Introduction 1. Domesticating the landscape: notions of ancestors and innovation in the Bronze Age 2. The craft of humanity: debates over nature and culture in warring states China 3. Sages, ministers, and rebels: narratives of the emergence of the state 4. The creation of empire: the emergence and consolidation of imperial rule in China 5. The tragedy of creation: Sima Qian's reconstruction of the rise of empire in early China Conclusion Appendix Notes Bibliography Index.
Michael J. Puett is John L. Loeb Associate Professor of Humanities at Harvard University.
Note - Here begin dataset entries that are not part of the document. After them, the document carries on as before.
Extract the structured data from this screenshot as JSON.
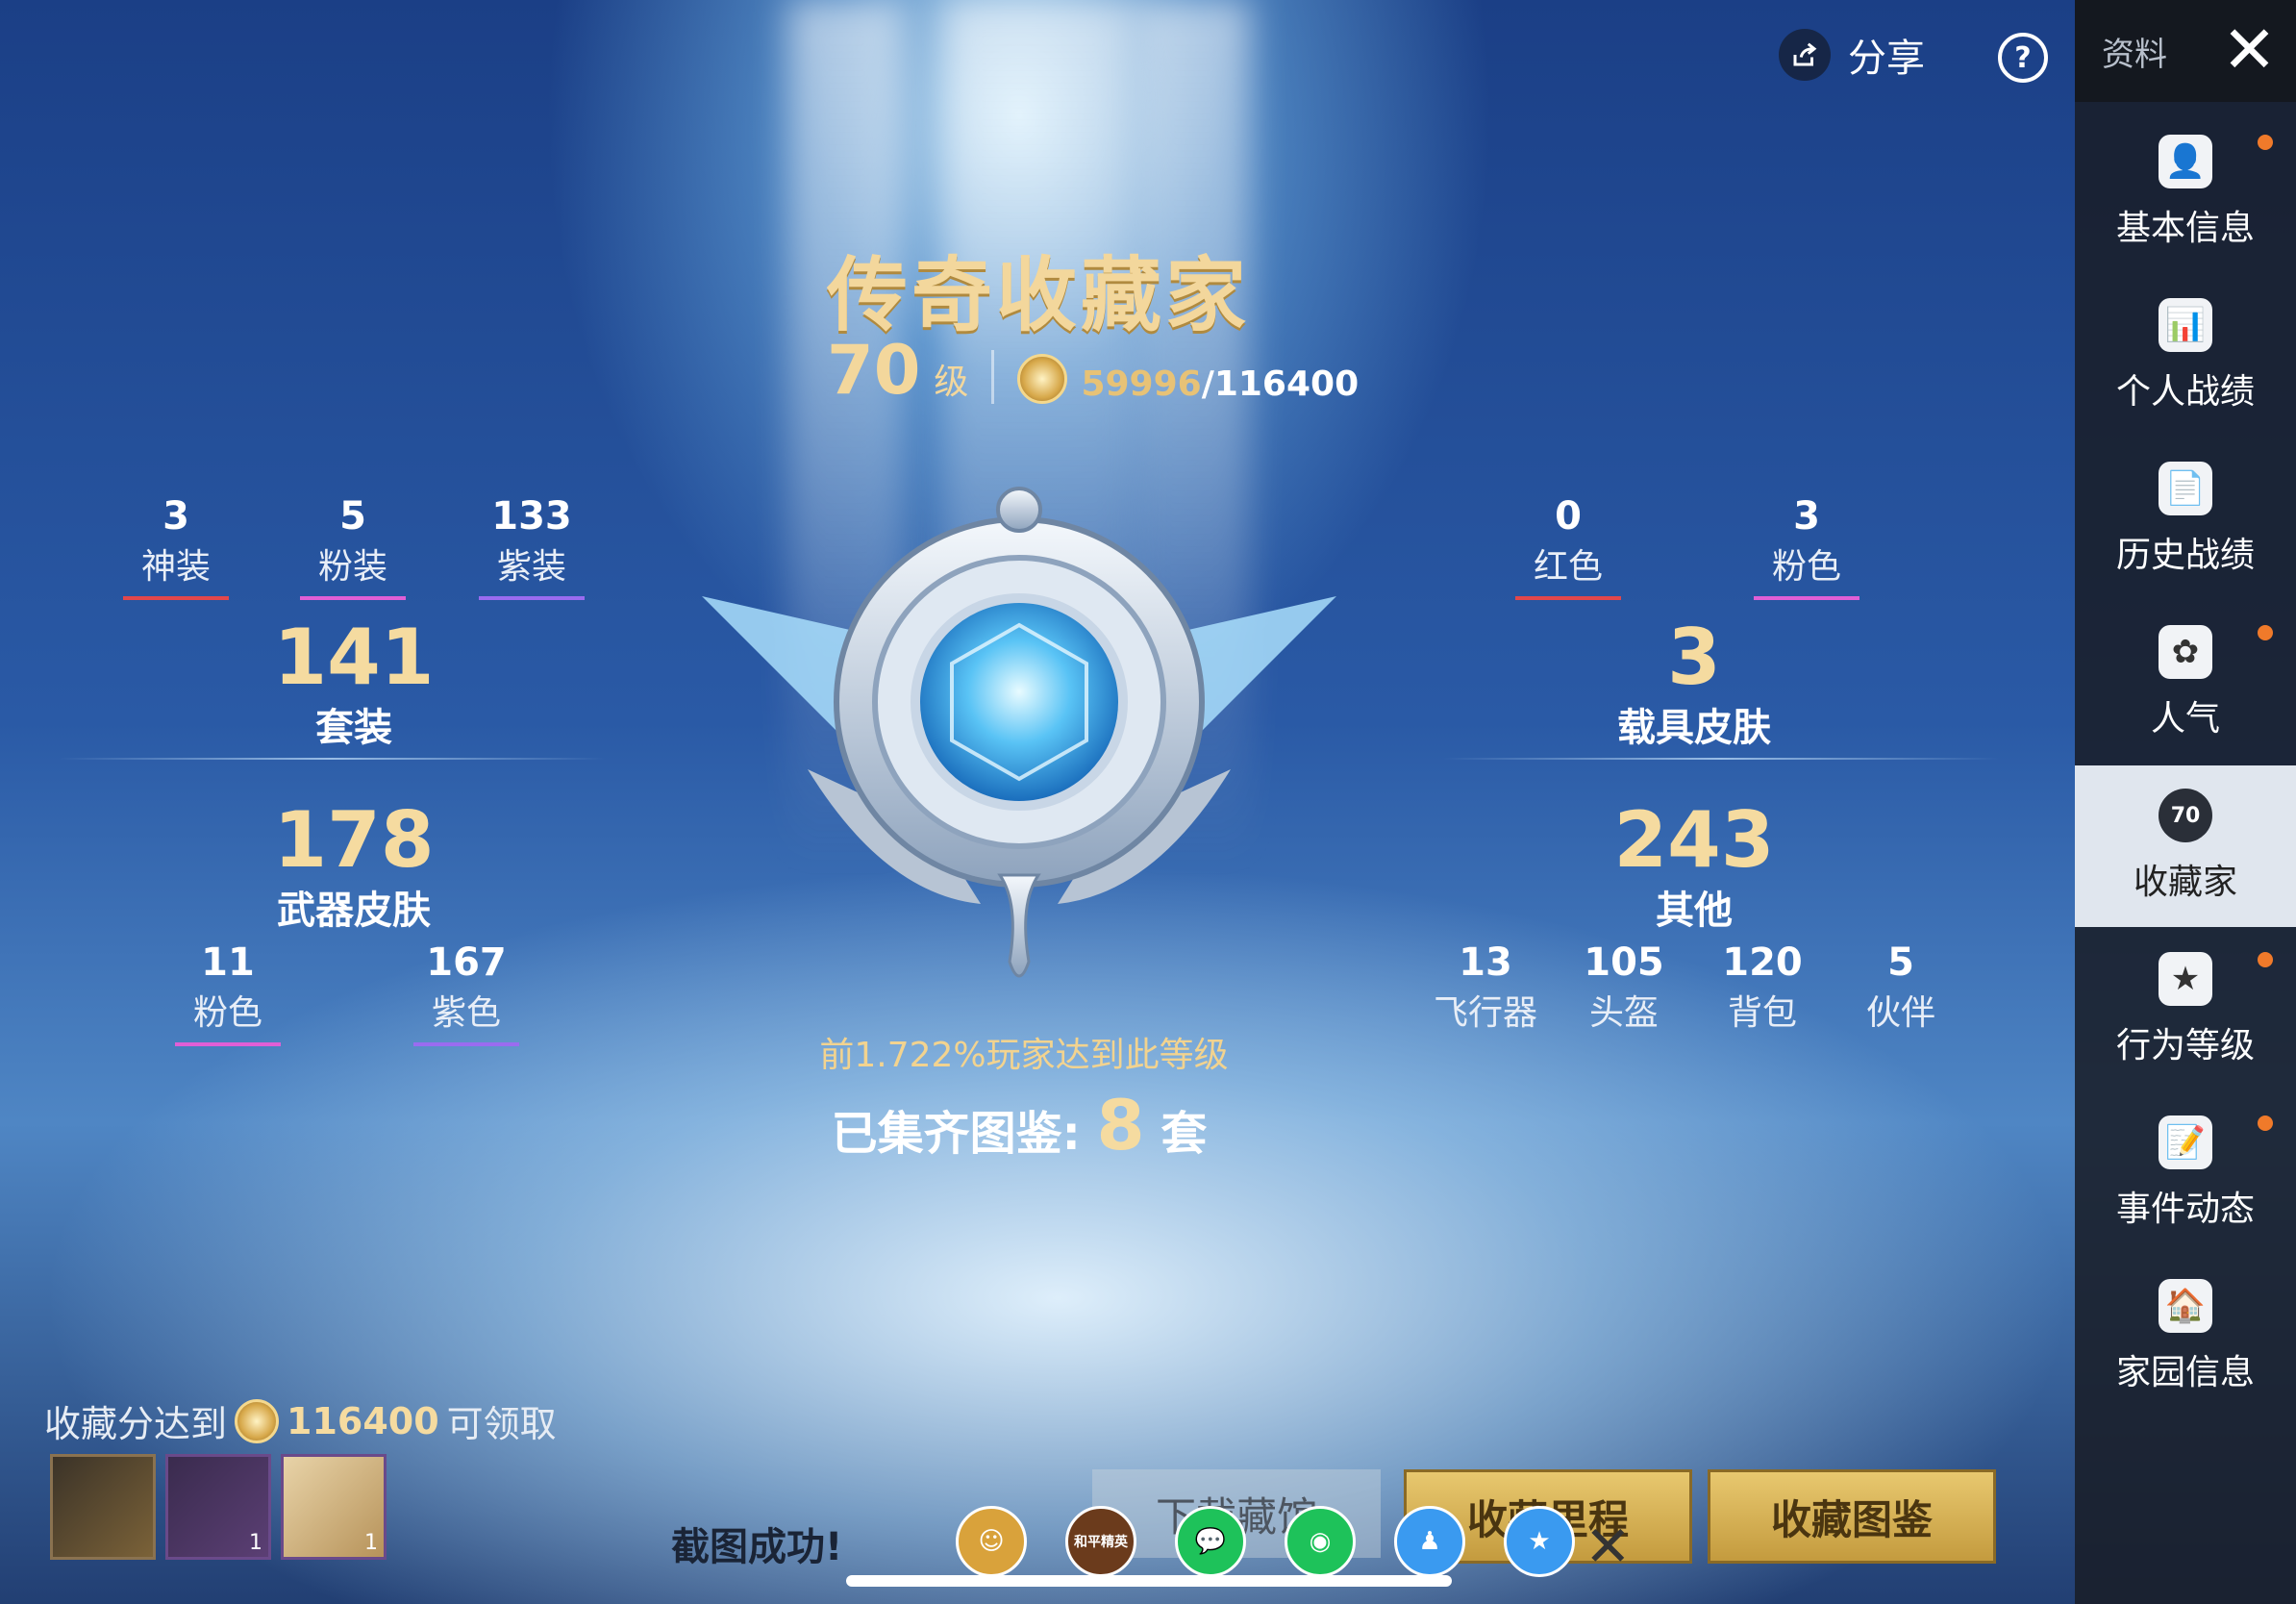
{
  "topbar": {
    "share_label": "分享",
    "help_symbol": "?"
  },
  "sidebar": {
    "header_label": "资料",
    "close_symbol": "✕",
    "items": [
      {
        "label": "基本信息",
        "icon": "user-profile-icon",
        "glyph": "👤",
        "dot": true
      },
      {
        "label": "个人战绩",
        "icon": "stats-chart-icon",
        "glyph": "📊",
        "dot": false
      },
      {
        "label": "历史战绩",
        "icon": "history-doc-icon",
        "glyph": "📄",
        "dot": false
      },
      {
        "label": "人气",
        "icon": "flower-icon",
        "glyph": "✿",
        "dot": true
      },
      {
        "label": "收藏家",
        "icon": "collector-badge-icon",
        "glyph": "70",
        "dot": false,
        "active": true
      },
      {
        "label": "行为等级",
        "icon": "behavior-star-icon",
        "glyph": "★",
        "dot": true
      },
      {
        "label": "事件动态",
        "icon": "event-doc-icon",
        "glyph": "📝",
        "dot": true
      },
      {
        "label": "家园信息",
        "icon": "home-icon",
        "glyph": "🏠",
        "dot": false
      }
    ]
  },
  "main": {
    "title": "传奇收藏家",
    "level": "70",
    "level_unit": "级",
    "score_current": "59996",
    "score_max": "/116400",
    "rank_text": "前1.722%玩家达到此等级",
    "collected_prefix": "已集齐图鉴:",
    "collected_count": "8",
    "collected_suffix": "套"
  },
  "stats": {
    "outfit_top": [
      {
        "value": "3",
        "label": "神装",
        "color": "#e2474b"
      },
      {
        "value": "5",
        "label": "粉装",
        "color": "#e05fd6"
      },
      {
        "value": "133",
        "label": "紫装",
        "color": "#9a6cf0"
      }
    ],
    "outfit_total": {
      "value": "141",
      "label": "套装"
    },
    "vehicle_top": [
      {
        "value": "0",
        "label": "红色",
        "color": "#e2474b"
      },
      {
        "value": "3",
        "label": "粉色",
        "color": "#e05fd6"
      }
    ],
    "vehicle_total": {
      "value": "3",
      "label": "载具皮肤"
    },
    "weapon_total": {
      "value": "178",
      "label": "武器皮肤"
    },
    "weapon_sub": [
      {
        "value": "11",
        "label": "粉色",
        "color": "#e05fd6"
      },
      {
        "value": "167",
        "label": "紫色",
        "color": "#9a6cf0"
      }
    ],
    "other_total": {
      "value": "243",
      "label": "其他"
    },
    "other_sub": [
      {
        "value": "13",
        "label": "飞行器"
      },
      {
        "value": "105",
        "label": "头盔"
      },
      {
        "value": "120",
        "label": "背包"
      },
      {
        "value": "5",
        "label": "伙伴"
      }
    ]
  },
  "reward": {
    "prefix": "收藏分达到",
    "value": "116400",
    "suffix": "可领取",
    "items": [
      {
        "count": ""
      },
      {
        "count": "1"
      },
      {
        "count": "1"
      }
    ]
  },
  "buttons": {
    "download": "下载藏馆",
    "milestone": "收藏里程",
    "album": "收藏图鉴"
  },
  "share_overlay": {
    "toast": "截图成功!",
    "targets": [
      {
        "icon": "game-friend-icon",
        "glyph": "☺",
        "color": "#d9a23b"
      },
      {
        "icon": "peace-elite-icon",
        "glyph": "和平精英",
        "color": "#6b3b1c"
      },
      {
        "icon": "wechat-icon",
        "glyph": "💬",
        "color": "#1ec25a"
      },
      {
        "icon": "moments-icon",
        "glyph": "◉",
        "color": "#1ec25a"
      },
      {
        "icon": "qq-icon",
        "glyph": "♟",
        "color": "#3a9af0"
      },
      {
        "icon": "qzone-icon",
        "glyph": "★",
        "color": "#3a9af0"
      }
    ],
    "close_symbol": "✕"
  }
}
"Puett's brilliant textual, intertextual, and contextual analysis allows him to discern heretofore largely neglected aspects and nuances of intellectual controversies and their impanct on early imperial thought... The Ambivalence of Creation is a welcome addition to the field of ancient Chinese thought and culture, as well as mythology, historiography, and literature." - The Journal of American Studies "Lucid, cogent, and stimulating, it should make an instructive and delightful read for anyone who is interested in Chinese philosophy, religion, and history." - Zhou Yiqun, University of Chicago "...a clearly written, well-argued, and important book [that] performs a valuable service to the field by problematizing deeply entrenched assumptions about early Chinese thought." - Journal of Chinese Philosophy